Oil prices retreated Wednesday in Asia after closing above $100 a barrel for the first time overnight as investors seized on a refinery explosion and the possibility that OPEC may cut its output.
The spike in crude Tuesday rattled Asian financial markets, with Tokyo’s benchmark stock index falling more than 3 percent.
Many recent forecasts have said oil demand growth this year will be less than initially expected — yet prices continue to rise. That suggests oil may continue rising as the weakening dollar attracts new investors to the futures market.
Other factors lifting oil above the $100 mark were concerns about a falling dollar, the threat of new violence in Nigeria and continuing tensions between the U.S. and Venezuela.
“The oil price continues to be supported by concerns over oil supply,” said David Moore, Commonwealth Bank commodity strategist, in a daily research note. “There is speculation that OPEC will either leave oil production levels unchanged, or, possibly, even reduce production following the 5 March OPEC meeting,” he said.
Light, sweet crude for March delivery fell $1.05 to $98.96 a barrel in Asian electronic trading on the New York Mercantile Exchange by late afternoon in Singapore.
The contract rose $4.51 on Tuesday to settle at a record finish of $100.01 a barrel, after earlier rising to a trading record of $100.10 a barrel. It was the first time since Jan. 3 that oil had been above $100.
Prices are still within the range of inflation-adjusted highs set in early 1980. Depending on how the adjustment is calculated, $38 a barrel then would be worth $96 to $103 or more today.
The rise spooked global equity markets amid worries that high oil prices will further crimp consumer demand, one of the primary drivers of the U.S. economy. In addition to declines in Tokyo, Hong Kong’s Hang Seng stock index fell more than 2 percent. On Tuesday, the Dow Jones industrial average closed 0.1 percent lower, erasing early gains.
Crude futures offer a hedge against a falling dollar, and oil futures bought and sold in dollars are more attractive to foreign investors when the greenback is falling.
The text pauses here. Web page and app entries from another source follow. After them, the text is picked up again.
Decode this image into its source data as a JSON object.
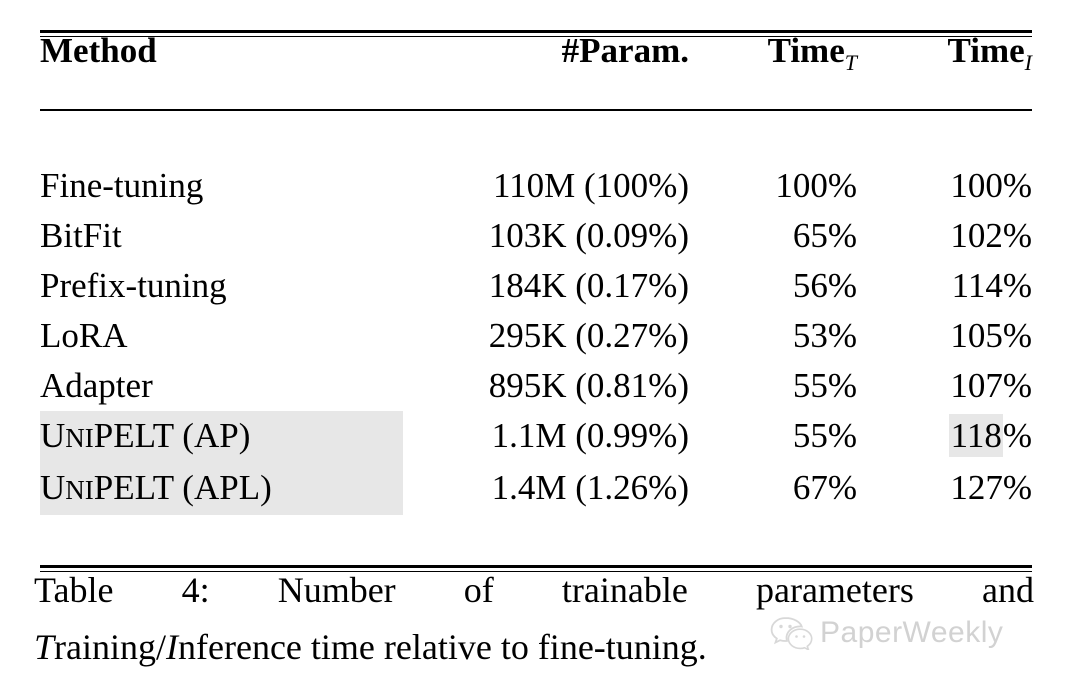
{
  "table": {
    "columns": [
      {
        "key": "method",
        "label": "Method"
      },
      {
        "key": "param",
        "label": "#Param."
      },
      {
        "key": "time_t",
        "label": "Time",
        "subscript": "T"
      },
      {
        "key": "time_i",
        "label": "Time",
        "subscript": "I"
      }
    ],
    "rows": [
      {
        "method": "Fine-tuning",
        "param": "110M (100%)",
        "time_t": "100%",
        "time_i": "100%",
        "highlight_row": false,
        "highlight_time_i": false
      },
      {
        "method": "BitFit",
        "param": "103K (0.09%)",
        "time_t": "65%",
        "time_i": "102%",
        "highlight_row": false,
        "highlight_time_i": false
      },
      {
        "method": "Prefix-tuning",
        "param": "184K (0.17%)",
        "time_t": "56%",
        "time_i": "114%",
        "highlight_row": false,
        "highlight_time_i": false
      },
      {
        "method": "LoRA",
        "param": "295K (0.27%)",
        "time_t": "53%",
        "time_i": "105%",
        "highlight_row": false,
        "highlight_time_i": false
      },
      {
        "method": "Adapter",
        "param": "895K (0.81%)",
        "time_t": "55%",
        "time_i": "107%",
        "highlight_row": false,
        "highlight_time_i": false
      },
      {
        "method": "UNIPELT (AP)",
        "method_parts": {
          "u": "U",
          "ni": "NI",
          "pelt": "PELT",
          "variant": " (AP)"
        },
        "param": "1.1M (0.99%)",
        "time_t": "55%",
        "time_i_number": "118",
        "time_i_percent": "%",
        "time_i": "118%",
        "highlight_row": true,
        "highlight_time_i": true
      },
      {
        "method": "UNIPELT (APL)",
        "method_parts": {
          "u": "U",
          "ni": "NI",
          "pelt": "PELT",
          "variant": " (APL)"
        },
        "param": "1.4M (1.26%)",
        "time_t": "67%",
        "time_i_number": "127",
        "time_i_percent": "%",
        "time_i": "127%",
        "highlight_row": true,
        "highlight_time_i": false
      }
    ],
    "highlight_color": "#e7e7e7"
  },
  "caption": {
    "line1": "Table 4:   Number of trainable parameters and",
    "label": "Table 4:",
    "line2_pre": "",
    "line2_t": "T",
    "line2_mid": "raining/",
    "line2_i": "I",
    "line2_post": "nference time relative to fine-tuning.",
    "full": "Table 4: Number of trainable parameters and Training/Inference time relative to fine-tuning."
  },
  "watermark": {
    "text": "PaperWeekly",
    "logo": "wechat-icon",
    "color": "#d2d2d2"
  }
}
Gasoline and heating oil prices appeared to lead Tuesday’s wide advance in energy prices due to the explosion Monday at Alon USA’s Big Spring, Texas, refinery. The 67,000-barrel-a-day facility could be shuttered for two months, the company has said.
During Tuesday’s Nymex floor session, March gasoline jumped 10.93 cents to settle at a record $2.6031 a gallon, and March heating oil rose 11.45 cents to settle at $2.7614 a gallon, also a record. Like crude, both retreated in after-hours trading.
A threat by a rebel group in Nigeria to escalate attacks on the nation’s crude oil infrastructure helped boost oil prices overnight. The rebels were acting in response to rumors that the government had killed a captured leader, whom authorities later said was safe and well. Militant attacks have cut about 20 percent of Nigeria’s crude output in recent years.
Traders are also focused on the Organization of Petroleum Exporting Countries, which will meet early next month to map out production plans, and Venezuela, where President Hugo Chavez made conflicting statements this weekend about the country’s legal dispute with Exxon Mobil Corp.
The world’s largest oil company is fighting Venezuela’s nationalization of an oil project, and recently convinced several courts to freeze $12 billion in Venezuelan oil assets.
In London, April Brent crude fell $1.26 to $97.30 a barrel on the ICE Futures exchange.
Heating oil futures fell 3.64 cents from their Tuesday record to $2.725 a gallon. Gasoline prices dropped 3.22 cents to $2.5709 a gallon. Natural gas futures gained 9.3 cents to $9.07 per 1,000 cubic feet.